** Opening Data to use block **
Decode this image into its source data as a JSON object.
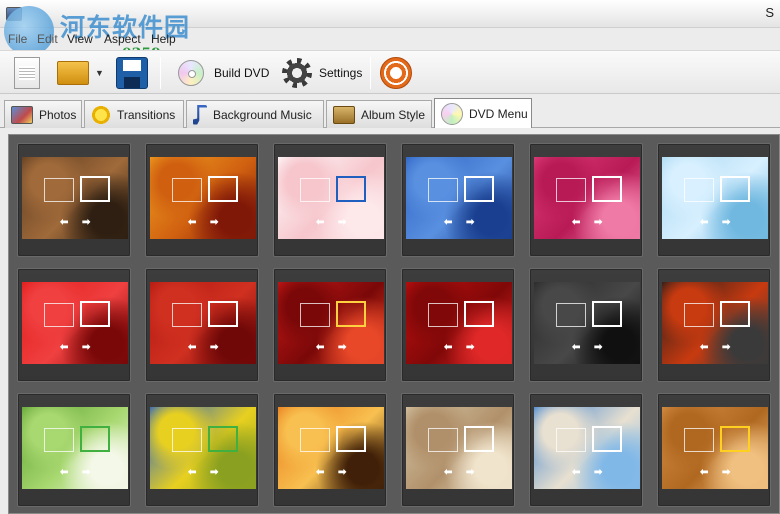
{
  "window": {
    "title": "S"
  },
  "watermark": {
    "site_name": "河东软件园",
    "url": "www.pc0359.cn"
  },
  "menu": [
    {
      "label": "File"
    },
    {
      "label": "Edit"
    },
    {
      "label": "View"
    },
    {
      "label": "Aspect"
    },
    {
      "label": "Help"
    }
  ],
  "toolbar": {
    "build_dvd_label": "Build DVD",
    "settings_label": "Settings"
  },
  "tabs": [
    {
      "label": "Photos",
      "icon": "photos-icon"
    },
    {
      "label": "Transitions",
      "icon": "star-icon"
    },
    {
      "label": "Background Music",
      "icon": "music-note-icon"
    },
    {
      "label": "Album Style",
      "icon": "album-icon"
    },
    {
      "label": "DVD Menu",
      "icon": "dvd-icon",
      "active": true
    }
  ],
  "menu_templates": [
    {
      "theme": "autumn-leaves-dark",
      "colors": [
        "#5a3a20",
        "#a06a3a",
        "#2e1f12"
      ],
      "box_color": "#ffffff"
    },
    {
      "theme": "autumn-leaves-orange",
      "colors": [
        "#f0a020",
        "#d06010",
        "#801808"
      ],
      "box_color": "#ffffff"
    },
    {
      "theme": "pink-shoes",
      "colors": [
        "#ffffff",
        "#f6c6cc",
        "#fde8ea"
      ],
      "box_color": "#1e5fc0"
    },
    {
      "theme": "blue-teddy-gift",
      "colors": [
        "#2a60c0",
        "#5a90e0",
        "#1a3f90"
      ],
      "box_color": "#ffffff"
    },
    {
      "theme": "pink-teddy",
      "colors": [
        "#e0407a",
        "#b81a56",
        "#f07aa6"
      ],
      "box_color": "#ffffff"
    },
    {
      "theme": "blue-balloon-cake",
      "colors": [
        "#a8d8f0",
        "#d8f0ff",
        "#70b8e0"
      ],
      "box_color": "#ffffff"
    },
    {
      "theme": "red-swirl",
      "colors": [
        "#e01818",
        "#f04040",
        "#7a0808"
      ],
      "box_color": "#ffffff"
    },
    {
      "theme": "red-ribbon",
      "colors": [
        "#b01810",
        "#d03020",
        "#700808"
      ],
      "box_color": "#ffffff"
    },
    {
      "theme": "christmas-ornaments",
      "colors": [
        "#c81818",
        "#7a0808",
        "#e84828"
      ],
      "box_color": "#ffd040"
    },
    {
      "theme": "snowman-red",
      "colors": [
        "#c01010",
        "#800808",
        "#e02828"
      ],
      "box_color": "#ffffff"
    },
    {
      "theme": "dark-chapter",
      "colors": [
        "#282828",
        "#484848",
        "#101010"
      ],
      "box_color": "#ffffff"
    },
    {
      "theme": "dark-fire",
      "colors": [
        "#1a1a1a",
        "#c83a10",
        "#3a3a3a"
      ],
      "box_color": "#ffffff"
    },
    {
      "theme": "white-flower",
      "colors": [
        "#5aa030",
        "#a8d870",
        "#f4f8e8"
      ],
      "box_color": "#40b040"
    },
    {
      "theme": "blue-sky-meadow",
      "colors": [
        "#1a5ad0",
        "#e8d020",
        "#8aa020"
      ],
      "box_color": "#40b040"
    },
    {
      "theme": "palm-sunset",
      "colors": [
        "#e87818",
        "#f8c050",
        "#402008"
      ],
      "box_color": "#ffffff"
    },
    {
      "theme": "vintage-map",
      "colors": [
        "#d8c8a8",
        "#b0906a",
        "#f0e4cc"
      ],
      "box_color": "#ffffff"
    },
    {
      "theme": "seashell-beach",
      "colors": [
        "#3a80d0",
        "#e8e0d0",
        "#80b8e8"
      ],
      "box_color": "#ffffff"
    },
    {
      "theme": "sepia-clock",
      "colors": [
        "#d89048",
        "#b06820",
        "#f0c080"
      ],
      "box_color": "#ffd020"
    }
  ]
}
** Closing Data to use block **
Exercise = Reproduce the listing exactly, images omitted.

Response to the task =
Decode this image into its source data as a JSON object.
{
  "window": {
    "title": "S"
  },
  "watermark": {
    "site_name": "河东软件园",
    "url": "www.pc0359.cn"
  },
  "menu": [
    {
      "label": "File"
    },
    {
      "label": "Edit"
    },
    {
      "label": "View"
    },
    {
      "label": "Aspect"
    },
    {
      "label": "Help"
    }
  ],
  "toolbar": {
    "build_dvd_label": "Build DVD",
    "settings_label": "Settings"
  },
  "tabs": [
    {
      "label": "Photos",
      "icon": "photos-icon"
    },
    {
      "label": "Transitions",
      "icon": "star-icon"
    },
    {
      "label": "Background Music",
      "icon": "music-note-icon"
    },
    {
      "label": "Album Style",
      "icon": "album-icon"
    },
    {
      "label": "DVD Menu",
      "icon": "dvd-icon",
      "active": true
    }
  ],
  "menu_templates": [
    {
      "theme": "autumn-leaves-dark",
      "colors": [
        "#5a3a20",
        "#a06a3a",
        "#2e1f12"
      ],
      "box_color": "#ffffff"
    },
    {
      "theme": "autumn-leaves-orange",
      "colors": [
        "#f0a020",
        "#d06010",
        "#801808"
      ],
      "box_color": "#ffffff"
    },
    {
      "theme": "pink-shoes",
      "colors": [
        "#ffffff",
        "#f6c6cc",
        "#fde8ea"
      ],
      "box_color": "#1e5fc0"
    },
    {
      "theme": "blue-teddy-gift",
      "colors": [
        "#2a60c0",
        "#5a90e0",
        "#1a3f90"
      ],
      "box_color": "#ffffff"
    },
    {
      "theme": "pink-teddy",
      "colors": [
        "#e0407a",
        "#b81a56",
        "#f07aa6"
      ],
      "box_color": "#ffffff"
    },
    {
      "theme": "blue-balloon-cake",
      "colors": [
        "#a8d8f0",
        "#d8f0ff",
        "#70b8e0"
      ],
      "box_color": "#ffffff"
    },
    {
      "theme": "red-swirl",
      "colors": [
        "#e01818",
        "#f04040",
        "#7a0808"
      ],
      "box_color": "#ffffff"
    },
    {
      "theme": "red-ribbon",
      "colors": [
        "#b01810",
        "#d03020",
        "#700808"
      ],
      "box_color": "#ffffff"
    },
    {
      "theme": "christmas-ornaments",
      "colors": [
        "#c81818",
        "#7a0808",
        "#e84828"
      ],
      "box_color": "#ffd040"
    },
    {
      "theme": "snowman-red",
      "colors": [
        "#c01010",
        "#800808",
        "#e02828"
      ],
      "box_color": "#ffffff"
    },
    {
      "theme": "dark-chapter",
      "colors": [
        "#282828",
        "#484848",
        "#101010"
      ],
      "box_color": "#ffffff"
    },
    {
      "theme": "dark-fire",
      "colors": [
        "#1a1a1a",
        "#c83a10",
        "#3a3a3a"
      ],
      "box_color": "#ffffff"
    },
    {
      "theme": "white-flower",
      "colors": [
        "#5aa030",
        "#a8d870",
        "#f4f8e8"
      ],
      "box_color": "#40b040"
    },
    {
      "theme": "blue-sky-meadow",
      "colors": [
        "#1a5ad0",
        "#e8d020",
        "#8aa020"
      ],
      "box_color": "#40b040"
    },
    {
      "theme": "palm-sunset",
      "colors": [
        "#e87818",
        "#f8c050",
        "#402008"
      ],
      "box_color": "#ffffff"
    },
    {
      "theme": "vintage-map",
      "colors": [
        "#d8c8a8",
        "#b0906a",
        "#f0e4cc"
      ],
      "box_color": "#ffffff"
    },
    {
      "theme": "seashell-beach",
      "colors": [
        "#3a80d0",
        "#e8e0d0",
        "#80b8e8"
      ],
      "box_color": "#ffffff"
    },
    {
      "theme": "sepia-clock",
      "colors": [
        "#d89048",
        "#b06820",
        "#f0c080"
      ],
      "box_color": "#ffd020"
    }
  ]
}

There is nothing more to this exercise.